So, we’re left with a few options: switch to a different framework—perhaps one with an all-encompassing grade, such as Future Value; create an entirely different framework that better explicates the ways in which these probabilities shake out; or live with what we’ve got and understand there are going to be some guys who just won’t fit the system well.

We’ve seen the usage of one singular grade, that bakes in the good, the bad, the risks, and so forth. We have our current system that demonstrates a strong developmental outcome, as well as a likely one, hopefully demonstrating the distance in risk that some players have relative to others in more than just words. But there’s another way, that I’d argue both the singular figure produced in Future Value and the OFP/Likely both draw upon, but don’t state explicitly.

In fact, it might well be the best way for us to convey this information on a guy like Kaprielian, and arguably on every prospect—and that is clearly delineating our estimates of their likelihood to land in each grade bucket from 20-80.

For Kaprielian that could look like:

Name 20 30 40 45 50 55 60 70 80
Kaprielian 25% 5% 10% 10% 15% 15% 15% 5% <1%

Whereas for someone like Murphy, it could look like:

Name 20 30 40 45 50 55 60 70 80
Murphy <1% 5% 15% 35% 25% 15% 5% <1% <1%

The exact percentages aren’t the point so much as recognizing the way the distributions are so starkly different, and that’s without getting into the notion that Kaprielian’s likelihood of being a “20” is probably misleading because he’s probably either better than that or just not on the field (thus, not even an organizational player).

The reason we don’t (or haven’t) presented the information in the above format to our readers isn’t because they wouldn’t get it—we have some of the smartest, sharpest readers on the planet—but rather because there’s a significant element of false precision in this framework. False precision is something I worry about a lot. There’s already a fair amount of it baked into our current model, and opting to choose something that would introduce more of it has always concerned me, even if I think the above better represents how my prospect team and I go about thinking of these players.

So, for the same reason that I shy away from using grades such as 35 and 65 (yes, this is a real point of contention within the community—some do not consider them “real” grades), I shy away from adopting this approach for every player. Sometimes the broader view (OFP/Likely) allows for better signal, as the details are obscured and the bucketing of percentages and outcomes and projection provides a cleaner presentation and a cleaner take away. The granularity that the percentage approach exposes is a better way to understand potential prospect outcomes, but it also allows someone to be right no matter the outcome.

Spread the possible outcomes over the different percentages and you’re never wrong—this version of reality just played out a certain way, which “you” already conceded was a possibility.

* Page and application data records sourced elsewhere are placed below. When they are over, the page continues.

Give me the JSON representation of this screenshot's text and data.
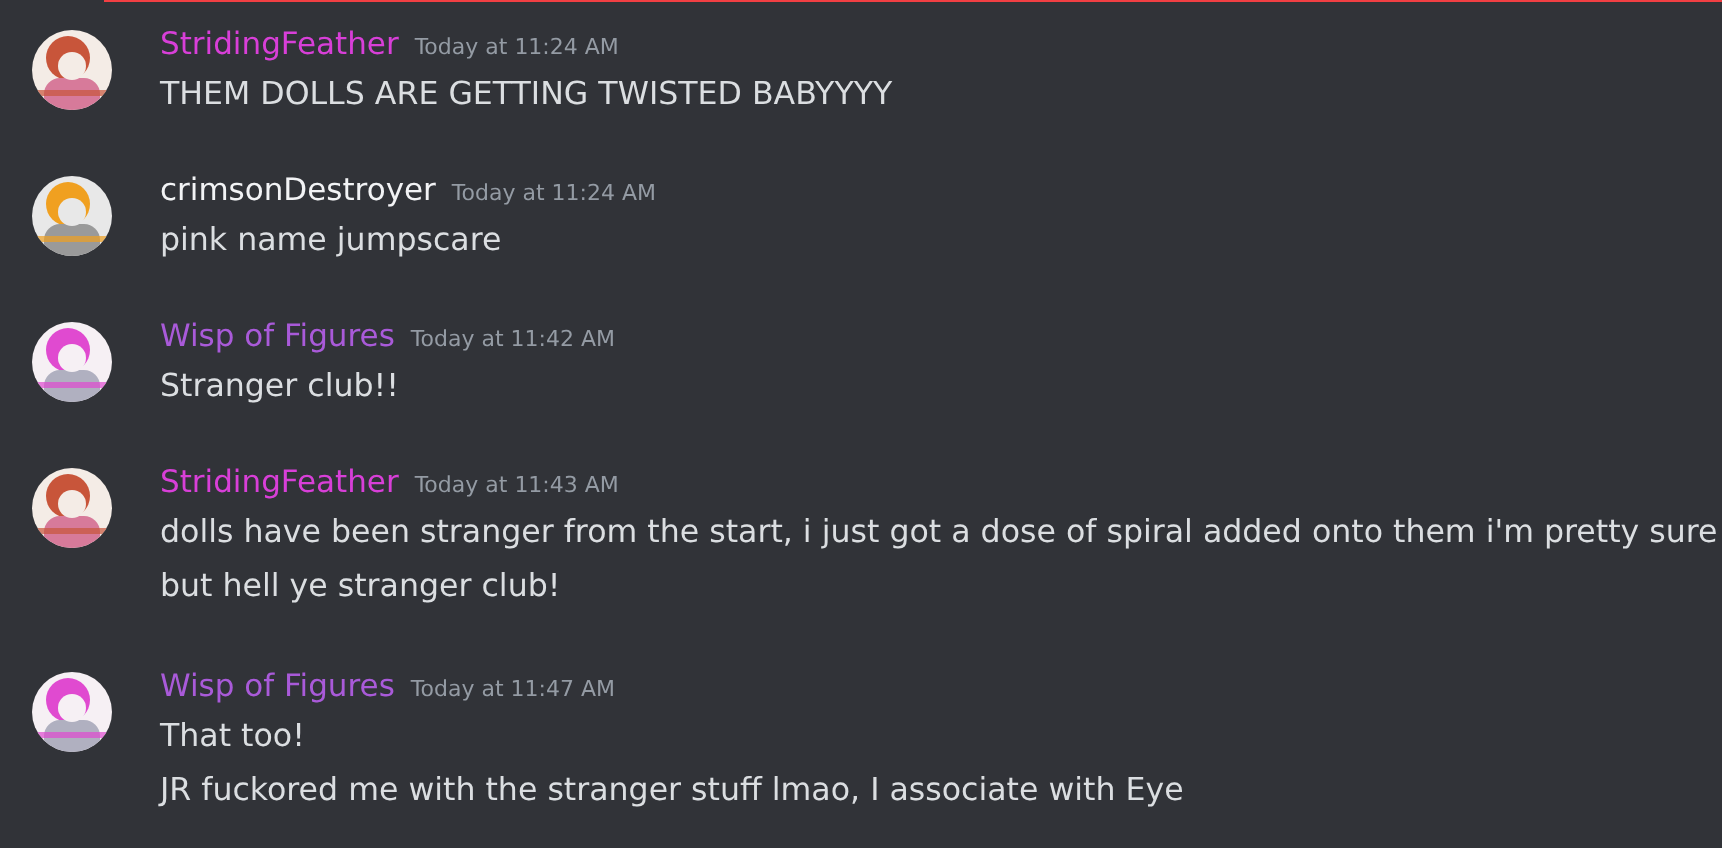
{
  "new_messages_divider": true,
  "messages": [
    {
      "author": "StridingFeather",
      "color": "#d83fd8",
      "time": "Today at 11:24 AM",
      "lines": [
        "THEM DOLLS ARE GETTING TWISTED BABYYYY"
      ]
    },
    {
      "author": "crimsonDestroyer",
      "color": "#f2f3f5",
      "time": "Today at 11:24 AM",
      "lines": [
        "pink name jumpscare"
      ]
    },
    {
      "author": "Wisp of Figures",
      "color": "#a95ad9",
      "time": "Today at 11:42 AM",
      "lines": [
        "Stranger club!!"
      ]
    },
    {
      "author": "StridingFeather",
      "color": "#d83fd8",
      "time": "Today at 11:43 AM",
      "lines": [
        "dolls have been stranger from the start, i just got a dose of spiral added onto them i'm pretty sure",
        "but hell ye stranger club!"
      ]
    },
    {
      "author": "Wisp of Figures",
      "color": "#a95ad9",
      "time": "Today at 11:47 AM",
      "lines": [
        "That too!",
        "JR fuckored me with the stranger stuff lmao, I associate with Eye"
      ]
    }
  ]
}
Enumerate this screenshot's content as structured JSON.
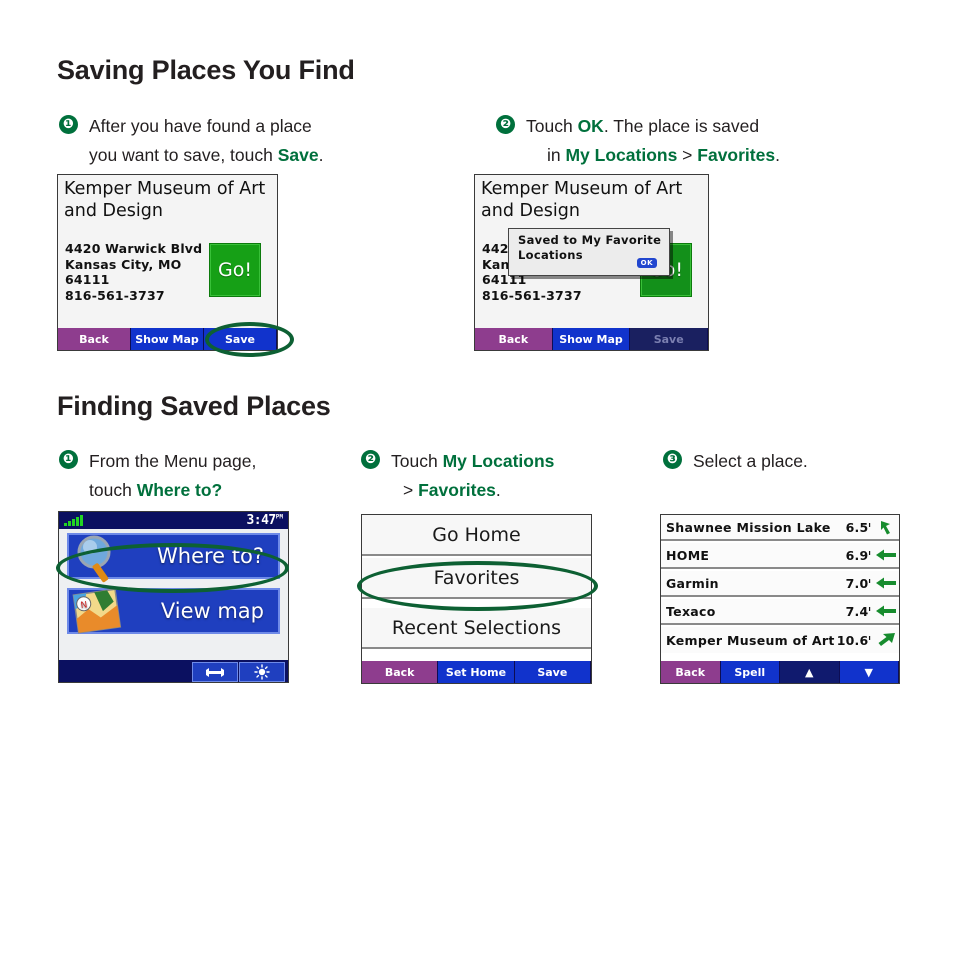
{
  "sections": [
    {
      "title": "Saving Places You Find",
      "steps": [
        {
          "num": "❶",
          "line1_pre": "After you have found a place",
          "line2_pre": "you want to save, touch ",
          "line2_bold": "Save",
          "line2_post": "."
        },
        {
          "num": "❷",
          "line1_pre": "Touch ",
          "line1_bold": "OK",
          "line1_post": ". The place is saved",
          "line2_pre": "in ",
          "line2_bold": "My Locations",
          "line2_mid": " > ",
          "line2_bold2": "Favorites",
          "line2_post": "."
        }
      ]
    },
    {
      "title": "Finding Saved Places",
      "steps": [
        {
          "num": "❶",
          "line1_pre": "From the Menu page,",
          "line2_pre": "touch ",
          "line2_bold": "Where to?"
        },
        {
          "num": "❷",
          "line1_pre": "Touch ",
          "line1_bold": "My Locations",
          "line2_pre": "> ",
          "line2_bold": "Favorites",
          "line2_post": "."
        },
        {
          "num": "❸",
          "line1_pre": "Select a place."
        }
      ]
    }
  ],
  "screens": {
    "poi": {
      "title": "Kemper Museum of Art and Design",
      "address_lines": [
        "4420 Warwick Blvd",
        "Kansas City, MO",
        "64111",
        "816-561-3737"
      ],
      "go_label": "Go!",
      "softkeys": [
        "Back",
        "Show Map",
        "Save"
      ]
    },
    "poi_saved": {
      "title": "Kemper Museum of Art and Design",
      "address_lines": [
        "4420",
        "Kans",
        "64111",
        "816-561-3737"
      ],
      "go_label": "Go!",
      "popup_line1": "Saved to My Favorite",
      "popup_line2": "Locations",
      "popup_ok": "OK",
      "softkeys": [
        "Back",
        "Show Map",
        "Save"
      ]
    },
    "menu": {
      "clock": "3:47",
      "clock_suffix": "PM",
      "buttons": [
        {
          "label": "Where to?",
          "icon": "magnifier-icon"
        },
        {
          "label": "View map",
          "icon": "map-icon"
        }
      ],
      "tools": [
        {
          "icon": "wrench-icon"
        },
        {
          "icon": "brightness-icon"
        }
      ]
    },
    "my_locations": {
      "rows": [
        "Go Home",
        "Favorites",
        "Recent Selections"
      ],
      "softkeys": [
        "Back",
        "Set Home",
        "Save"
      ]
    },
    "favorites": {
      "rows": [
        {
          "name": "Shawnee Mission Lake",
          "distance": "6.5",
          "unit": "ı",
          "direction": "up-left"
        },
        {
          "name": "HOME",
          "distance": "6.9",
          "unit": "ı",
          "direction": "left"
        },
        {
          "name": "Garmin",
          "distance": "7.0",
          "unit": "ı",
          "direction": "left"
        },
        {
          "name": "Texaco",
          "distance": "7.4",
          "unit": "ı",
          "direction": "left"
        },
        {
          "name": "Kemper Museum of Art",
          "distance": "10.6",
          "unit": "ı",
          "direction": "up-right"
        }
      ],
      "softkeys": [
        "Back",
        "Spell"
      ],
      "scroll_up": "▲",
      "scroll_down": "▼"
    }
  },
  "colors": {
    "accent_green": "#00703c",
    "highlight_ellipse": "#0d6033",
    "button_blue": "#1f3fbf",
    "back_purple": "#8e3d8e",
    "go_green": "#16a016"
  }
}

The OFP/Likely approach bakes in the more granular effort, while also forcing one to a decision point: What do you believe the ceiling version of this player is, incorporating the risks involved with health, development, and so forth. Furthermore, what do you believe a realistic outcome is for that profile? How do you think those same risks are likely to play out?

I used the term “honest” before, when describing the bucketing approach. While that is the most accurate approach, I’m not sure that the OFP/Likely designations don’t force us to be more honest in our assessments of those likelihoods, or at the very least, more useful to our readers as long as they trust us to be honest in the first place.

Thank you for reading

This is a free article. If you enjoyed it, consider subscribing to Baseball Prospectus. Subscriptions support ongoing public baseball research and analysis in an increasingly proprietary environment.

Subscribe now
You need to be logged in to comment. Login or Subscribe
Aaron Barbara
I assumed the risk assessment was the barometer for probability of outcomes. It would appear to function very similar to assigning percentages.